Motivated to continue my project, we flipped through Miki Garcia’s cookbook, argued which one looked yummiest, until we finally settled for paella. I tried making Kapampangan paella before (bringhe) but it was not so successful (understatement of the year *rollseyes*). I was determined to stick to the recipe this time so I wouldn’t mess up the dish especially since seafood isn’t exactly cheap.
The local fresh seafood shop, John’s Seafood, closes on Tuesdays. Isn’t it weird? Family businesses closing on Sundays are pretty common but Tuesday is unusual for me. Luckily, yesterday was a Friday so we were able to procure the three most important ingredients for paella: mussels, shrimp and squid. Unfortunately, they did not have the small, pinkish squid that Filipinos often use so I had to settle for the bigger, peeled, white ones.
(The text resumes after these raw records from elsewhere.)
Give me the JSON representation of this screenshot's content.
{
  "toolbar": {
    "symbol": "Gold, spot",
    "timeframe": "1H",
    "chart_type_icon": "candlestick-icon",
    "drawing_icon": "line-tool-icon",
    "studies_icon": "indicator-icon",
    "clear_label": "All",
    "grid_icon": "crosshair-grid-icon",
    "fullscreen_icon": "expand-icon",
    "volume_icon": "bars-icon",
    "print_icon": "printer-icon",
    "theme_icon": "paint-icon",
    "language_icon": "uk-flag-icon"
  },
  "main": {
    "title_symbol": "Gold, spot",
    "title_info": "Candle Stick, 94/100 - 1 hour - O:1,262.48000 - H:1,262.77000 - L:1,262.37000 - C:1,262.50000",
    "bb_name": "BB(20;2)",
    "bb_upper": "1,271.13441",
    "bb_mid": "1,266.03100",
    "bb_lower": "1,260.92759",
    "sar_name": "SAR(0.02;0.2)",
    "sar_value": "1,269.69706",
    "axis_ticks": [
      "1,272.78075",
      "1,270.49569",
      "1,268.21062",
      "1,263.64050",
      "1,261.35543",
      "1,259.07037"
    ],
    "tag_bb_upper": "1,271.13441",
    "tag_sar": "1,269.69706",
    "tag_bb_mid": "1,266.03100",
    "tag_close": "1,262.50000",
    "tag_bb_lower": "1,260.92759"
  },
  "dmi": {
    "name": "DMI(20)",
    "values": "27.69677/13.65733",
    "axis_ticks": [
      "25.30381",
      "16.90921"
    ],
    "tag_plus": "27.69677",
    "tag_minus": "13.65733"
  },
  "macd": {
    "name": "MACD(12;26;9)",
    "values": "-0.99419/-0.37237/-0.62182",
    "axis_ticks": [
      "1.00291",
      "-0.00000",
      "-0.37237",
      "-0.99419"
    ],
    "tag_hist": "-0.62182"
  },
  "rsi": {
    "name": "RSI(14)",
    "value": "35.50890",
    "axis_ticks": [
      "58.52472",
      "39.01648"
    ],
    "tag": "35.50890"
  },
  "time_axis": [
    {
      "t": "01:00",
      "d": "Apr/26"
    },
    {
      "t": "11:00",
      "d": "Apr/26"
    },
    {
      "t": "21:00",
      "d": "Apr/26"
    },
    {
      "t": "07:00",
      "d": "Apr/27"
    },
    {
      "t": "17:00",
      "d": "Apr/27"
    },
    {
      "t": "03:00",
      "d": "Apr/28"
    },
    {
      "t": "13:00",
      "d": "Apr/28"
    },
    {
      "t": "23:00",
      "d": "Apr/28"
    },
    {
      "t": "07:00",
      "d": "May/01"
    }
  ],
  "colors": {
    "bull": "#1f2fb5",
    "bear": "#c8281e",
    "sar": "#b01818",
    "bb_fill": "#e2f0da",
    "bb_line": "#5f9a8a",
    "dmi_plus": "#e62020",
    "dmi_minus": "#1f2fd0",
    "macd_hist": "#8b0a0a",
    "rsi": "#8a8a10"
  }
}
Since paella is a dish that is usually served on special occasions, I always had the impression that it must be difficult to make. Imagine my surprise when I found out that it is relatively easy to cook paella. I can’t wait to make it for my family when we see each other again this April.
I had it with a glass of White Merlot wine and Chris stuck to his precious Yuengling. Miki’s recipe is shown below after the jump. I halved the recipe but followed all of her instructions except for adding the olives. Enjoy!
Last night, C suggested seafood. “Let’s do something with the cod.” I’ve eaten cod a few times but I’ve never tried cooking it. I tried looking for an appropriate recipe in The Filipino Cookbook and I found one in minutes.
Technically, a whole lapu-lapu — red grouper fish — should be used for authentic escabeche. But according to Ms. Garcia, alternatives like red snapper, cod, carp and bass could be used. Talking about the dish eventually led to this discussion:
Me: Lapu-lapu is also the name of one of our heros. He killed Magellan.
C: Ferdinand Magellan? Do you know how famous that guy is?!
Me: Um… yeah. (doh!) Everybody does.
C: I didn’t know he died in the Philippines.
Me: He did. They refused to bow to Spain and pay tribute so LL killed Magellan with a bolo and pestle.
Chris thinks it happened a lot like this: (see 1:40 onwards)
I could just imagine Magellan arriving all cocky and rudely interrupting Lapu-lapu who’s making dinner. Next thing you know someone yells “Pay tribute to WHO!? F*** YOU!” just before Ferdie gets brained with a pestle. Hero or not, I bet Lapu-lapu’s wife made him buy a new one.
Of course, that’s what not really happened but I like my version more than the official one.
Back to food. It’s the first time for me to make sweet and sour fish so I was worried that it would fail big time. Making Chris eat Filipino food is an experience. He’s still traumatized about that time when I made him eat dinuguan (pork blood stew) and now he thinks I’m going to feed him random innards when I say “Pinoy food.”
Cod is a very light, creamy fish that easily absorbs flavor. But it could just as easily fall apart if overcooked. Luckily, my escabeche was not bad at all.
Note: Red text means I changed or used a substitute for an ingredient.